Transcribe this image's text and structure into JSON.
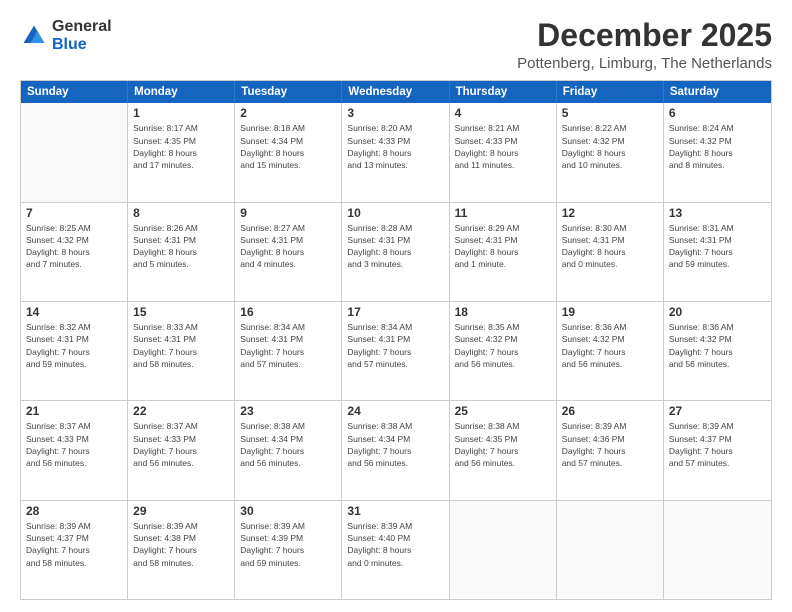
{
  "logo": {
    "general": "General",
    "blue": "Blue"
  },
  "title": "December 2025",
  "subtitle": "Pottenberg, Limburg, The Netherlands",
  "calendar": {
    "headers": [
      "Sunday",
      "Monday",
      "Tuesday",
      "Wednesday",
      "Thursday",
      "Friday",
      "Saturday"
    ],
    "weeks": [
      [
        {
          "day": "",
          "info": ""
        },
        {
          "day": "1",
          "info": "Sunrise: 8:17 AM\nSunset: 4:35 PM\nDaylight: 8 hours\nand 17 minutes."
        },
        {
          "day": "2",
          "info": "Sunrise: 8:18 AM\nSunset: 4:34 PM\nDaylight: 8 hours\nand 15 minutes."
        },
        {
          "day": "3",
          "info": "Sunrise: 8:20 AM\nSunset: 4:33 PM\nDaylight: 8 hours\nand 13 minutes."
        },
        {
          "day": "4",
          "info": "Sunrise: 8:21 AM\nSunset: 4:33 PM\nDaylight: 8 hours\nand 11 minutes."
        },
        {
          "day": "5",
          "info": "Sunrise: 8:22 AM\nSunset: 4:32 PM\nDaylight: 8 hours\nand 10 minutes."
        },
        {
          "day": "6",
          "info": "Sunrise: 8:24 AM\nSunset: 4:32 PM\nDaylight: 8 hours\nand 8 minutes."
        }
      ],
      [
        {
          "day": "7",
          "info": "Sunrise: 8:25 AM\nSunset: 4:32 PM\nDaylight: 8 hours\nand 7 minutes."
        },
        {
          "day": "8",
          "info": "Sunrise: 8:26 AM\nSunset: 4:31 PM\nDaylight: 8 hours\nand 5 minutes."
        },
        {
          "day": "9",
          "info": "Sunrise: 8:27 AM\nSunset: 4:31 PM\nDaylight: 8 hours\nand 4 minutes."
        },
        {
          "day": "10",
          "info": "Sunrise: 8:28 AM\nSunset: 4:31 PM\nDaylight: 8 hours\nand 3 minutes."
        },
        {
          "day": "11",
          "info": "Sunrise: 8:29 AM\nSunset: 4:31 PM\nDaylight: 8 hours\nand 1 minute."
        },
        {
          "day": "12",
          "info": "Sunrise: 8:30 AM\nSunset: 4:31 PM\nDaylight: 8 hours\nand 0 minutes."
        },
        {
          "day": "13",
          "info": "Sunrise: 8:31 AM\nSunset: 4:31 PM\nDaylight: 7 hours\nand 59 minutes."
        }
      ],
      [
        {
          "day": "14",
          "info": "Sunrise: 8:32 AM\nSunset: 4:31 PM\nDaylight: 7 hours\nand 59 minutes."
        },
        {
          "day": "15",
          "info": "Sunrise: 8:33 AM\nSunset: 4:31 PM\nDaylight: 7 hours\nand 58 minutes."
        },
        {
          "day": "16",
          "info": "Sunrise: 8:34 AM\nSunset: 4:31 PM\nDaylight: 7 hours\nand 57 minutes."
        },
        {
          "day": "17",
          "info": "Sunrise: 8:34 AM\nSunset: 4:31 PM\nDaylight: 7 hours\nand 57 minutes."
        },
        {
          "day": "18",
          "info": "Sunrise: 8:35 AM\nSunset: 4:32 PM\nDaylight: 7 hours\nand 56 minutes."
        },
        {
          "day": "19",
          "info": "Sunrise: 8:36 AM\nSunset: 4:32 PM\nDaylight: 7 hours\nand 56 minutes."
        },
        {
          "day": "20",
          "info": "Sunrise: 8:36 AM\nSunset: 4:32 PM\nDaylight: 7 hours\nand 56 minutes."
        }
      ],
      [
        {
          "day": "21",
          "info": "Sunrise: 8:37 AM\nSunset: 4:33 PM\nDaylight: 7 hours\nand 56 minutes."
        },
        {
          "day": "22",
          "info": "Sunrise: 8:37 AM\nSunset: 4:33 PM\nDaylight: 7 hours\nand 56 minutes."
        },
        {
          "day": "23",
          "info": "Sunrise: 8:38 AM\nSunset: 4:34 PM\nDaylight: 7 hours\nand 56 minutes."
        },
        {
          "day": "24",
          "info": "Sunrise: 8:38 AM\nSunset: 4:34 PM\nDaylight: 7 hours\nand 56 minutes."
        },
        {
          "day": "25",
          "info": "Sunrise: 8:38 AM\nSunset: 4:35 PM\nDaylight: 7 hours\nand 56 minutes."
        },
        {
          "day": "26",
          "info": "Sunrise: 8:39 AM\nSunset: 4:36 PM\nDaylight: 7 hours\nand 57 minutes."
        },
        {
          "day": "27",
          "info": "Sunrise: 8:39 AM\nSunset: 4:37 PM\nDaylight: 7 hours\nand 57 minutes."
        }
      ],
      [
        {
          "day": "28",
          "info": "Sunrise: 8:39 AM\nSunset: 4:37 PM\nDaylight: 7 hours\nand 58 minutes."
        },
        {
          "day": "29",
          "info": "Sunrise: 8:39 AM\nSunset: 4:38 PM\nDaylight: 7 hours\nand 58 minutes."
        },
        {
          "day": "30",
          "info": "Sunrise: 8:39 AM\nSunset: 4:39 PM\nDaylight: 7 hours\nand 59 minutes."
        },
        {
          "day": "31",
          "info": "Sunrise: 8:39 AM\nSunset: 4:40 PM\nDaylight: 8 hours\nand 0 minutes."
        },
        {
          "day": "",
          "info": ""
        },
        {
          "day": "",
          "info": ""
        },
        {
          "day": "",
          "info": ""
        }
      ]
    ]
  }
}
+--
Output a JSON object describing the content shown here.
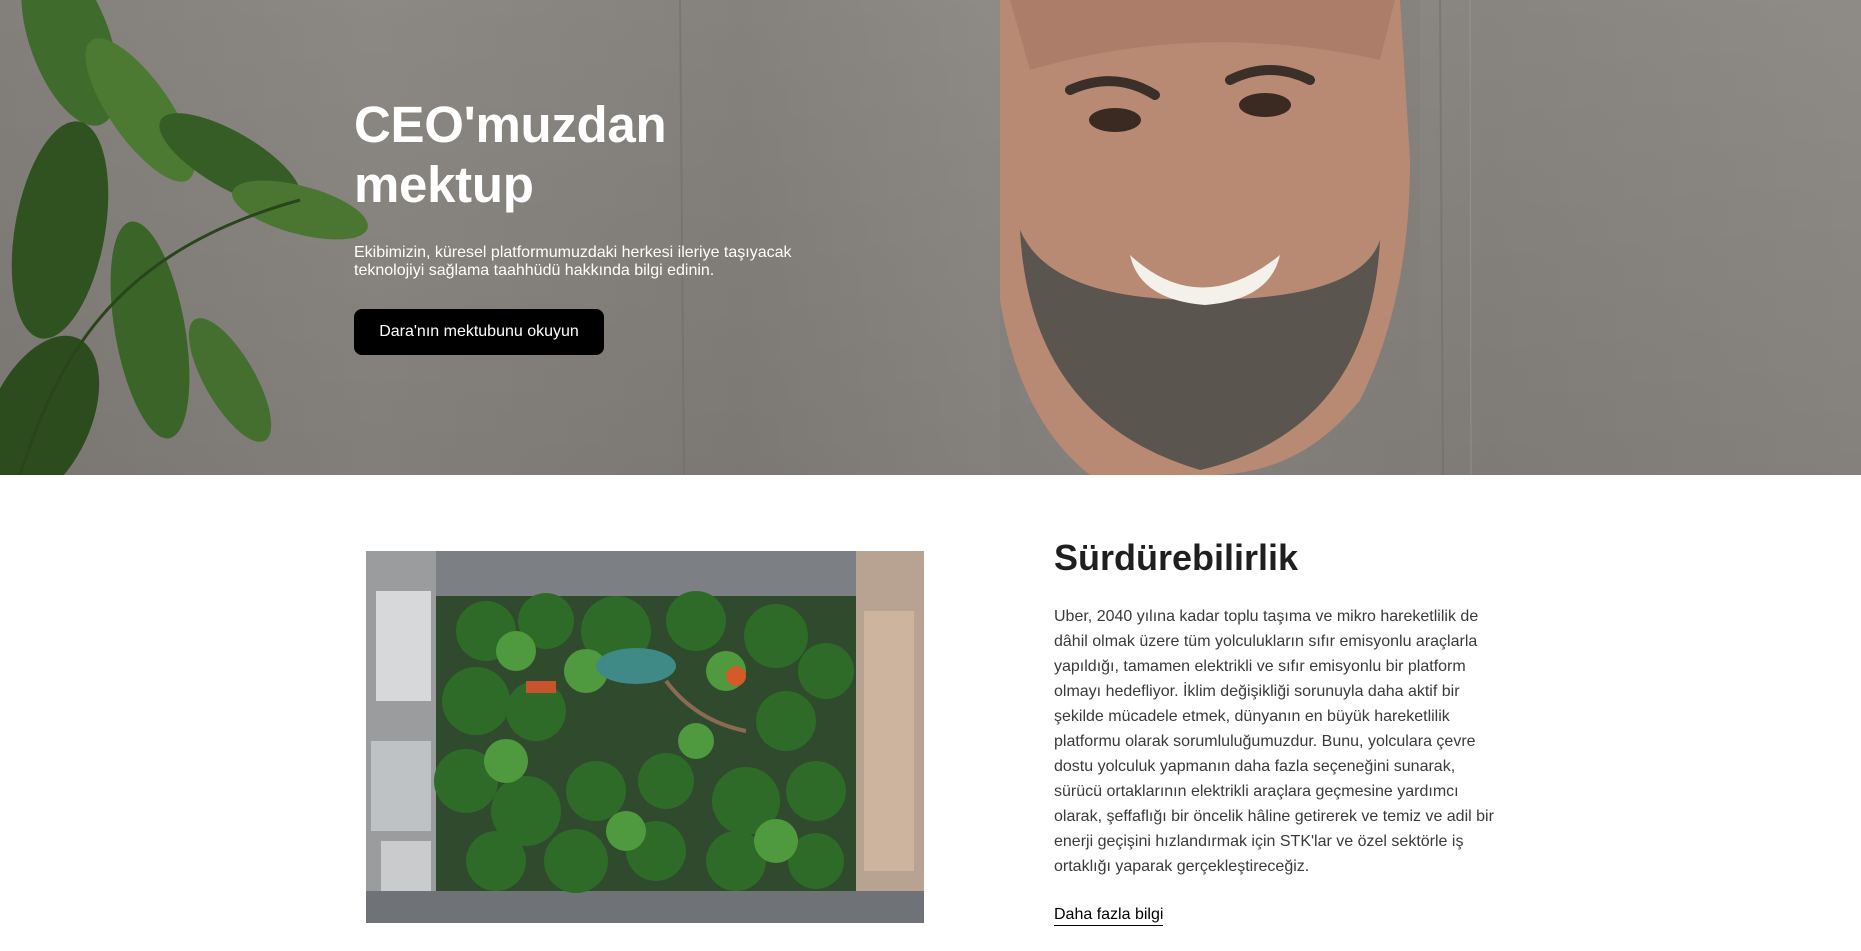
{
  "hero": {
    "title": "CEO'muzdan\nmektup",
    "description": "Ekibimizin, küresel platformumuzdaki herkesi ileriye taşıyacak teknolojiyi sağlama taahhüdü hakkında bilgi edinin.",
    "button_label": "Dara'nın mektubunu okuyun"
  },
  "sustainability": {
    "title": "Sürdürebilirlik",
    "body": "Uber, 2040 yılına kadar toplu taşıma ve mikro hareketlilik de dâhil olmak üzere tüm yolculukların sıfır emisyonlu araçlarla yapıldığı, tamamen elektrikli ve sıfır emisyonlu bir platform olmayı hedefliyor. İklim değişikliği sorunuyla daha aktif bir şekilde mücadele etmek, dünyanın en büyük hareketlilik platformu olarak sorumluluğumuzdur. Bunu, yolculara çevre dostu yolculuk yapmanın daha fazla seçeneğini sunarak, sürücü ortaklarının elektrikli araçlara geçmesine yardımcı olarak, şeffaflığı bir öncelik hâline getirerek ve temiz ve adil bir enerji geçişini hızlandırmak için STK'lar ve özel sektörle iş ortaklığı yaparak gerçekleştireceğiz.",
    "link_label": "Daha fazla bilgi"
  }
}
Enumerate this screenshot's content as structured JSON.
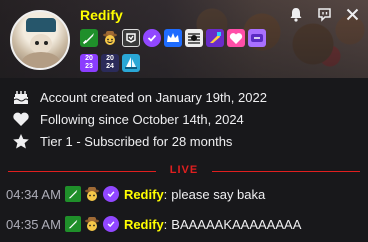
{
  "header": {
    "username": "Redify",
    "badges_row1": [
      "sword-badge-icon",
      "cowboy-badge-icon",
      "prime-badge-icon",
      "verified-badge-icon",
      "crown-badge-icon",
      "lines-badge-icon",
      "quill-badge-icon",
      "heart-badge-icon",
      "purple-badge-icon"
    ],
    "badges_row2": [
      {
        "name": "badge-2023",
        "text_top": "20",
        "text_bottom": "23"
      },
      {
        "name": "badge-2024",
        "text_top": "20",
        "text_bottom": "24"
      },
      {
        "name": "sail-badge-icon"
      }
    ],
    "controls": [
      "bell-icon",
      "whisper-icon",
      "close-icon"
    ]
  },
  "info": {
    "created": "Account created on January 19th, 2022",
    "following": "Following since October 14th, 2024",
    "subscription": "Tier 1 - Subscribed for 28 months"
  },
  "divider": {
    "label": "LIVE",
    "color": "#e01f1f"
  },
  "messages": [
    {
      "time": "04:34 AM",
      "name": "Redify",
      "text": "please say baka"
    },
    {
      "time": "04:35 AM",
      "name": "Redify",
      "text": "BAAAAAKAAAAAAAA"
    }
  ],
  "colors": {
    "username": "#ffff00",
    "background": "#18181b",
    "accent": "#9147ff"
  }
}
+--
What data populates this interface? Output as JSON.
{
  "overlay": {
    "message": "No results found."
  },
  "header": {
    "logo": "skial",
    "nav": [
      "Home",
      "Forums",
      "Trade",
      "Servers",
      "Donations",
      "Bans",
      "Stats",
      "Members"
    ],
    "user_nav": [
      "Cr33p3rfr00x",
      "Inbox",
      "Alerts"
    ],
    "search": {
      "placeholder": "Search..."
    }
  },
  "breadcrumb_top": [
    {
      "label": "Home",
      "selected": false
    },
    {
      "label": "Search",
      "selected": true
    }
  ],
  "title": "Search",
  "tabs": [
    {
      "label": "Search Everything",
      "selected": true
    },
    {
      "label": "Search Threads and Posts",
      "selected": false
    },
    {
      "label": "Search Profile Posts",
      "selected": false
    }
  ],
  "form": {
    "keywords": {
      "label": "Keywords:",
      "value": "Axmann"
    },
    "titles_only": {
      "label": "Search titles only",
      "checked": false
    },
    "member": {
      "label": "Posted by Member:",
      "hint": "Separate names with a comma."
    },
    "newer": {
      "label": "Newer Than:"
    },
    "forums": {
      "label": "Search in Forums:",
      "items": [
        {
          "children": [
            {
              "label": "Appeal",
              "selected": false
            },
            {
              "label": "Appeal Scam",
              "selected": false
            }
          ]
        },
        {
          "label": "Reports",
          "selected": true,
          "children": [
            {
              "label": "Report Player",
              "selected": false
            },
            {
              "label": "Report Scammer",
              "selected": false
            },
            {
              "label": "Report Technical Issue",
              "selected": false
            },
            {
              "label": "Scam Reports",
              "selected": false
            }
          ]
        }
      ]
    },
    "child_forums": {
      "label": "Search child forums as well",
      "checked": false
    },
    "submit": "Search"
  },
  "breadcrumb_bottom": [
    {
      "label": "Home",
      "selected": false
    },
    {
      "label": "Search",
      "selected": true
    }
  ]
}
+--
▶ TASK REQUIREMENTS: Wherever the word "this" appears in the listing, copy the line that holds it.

▶ TASK ANSWER:
Transcribe this image's text and structure into JSON.
Enumerate this screenshot's content as structured JSON.
What data populates this interface? Output as JSON.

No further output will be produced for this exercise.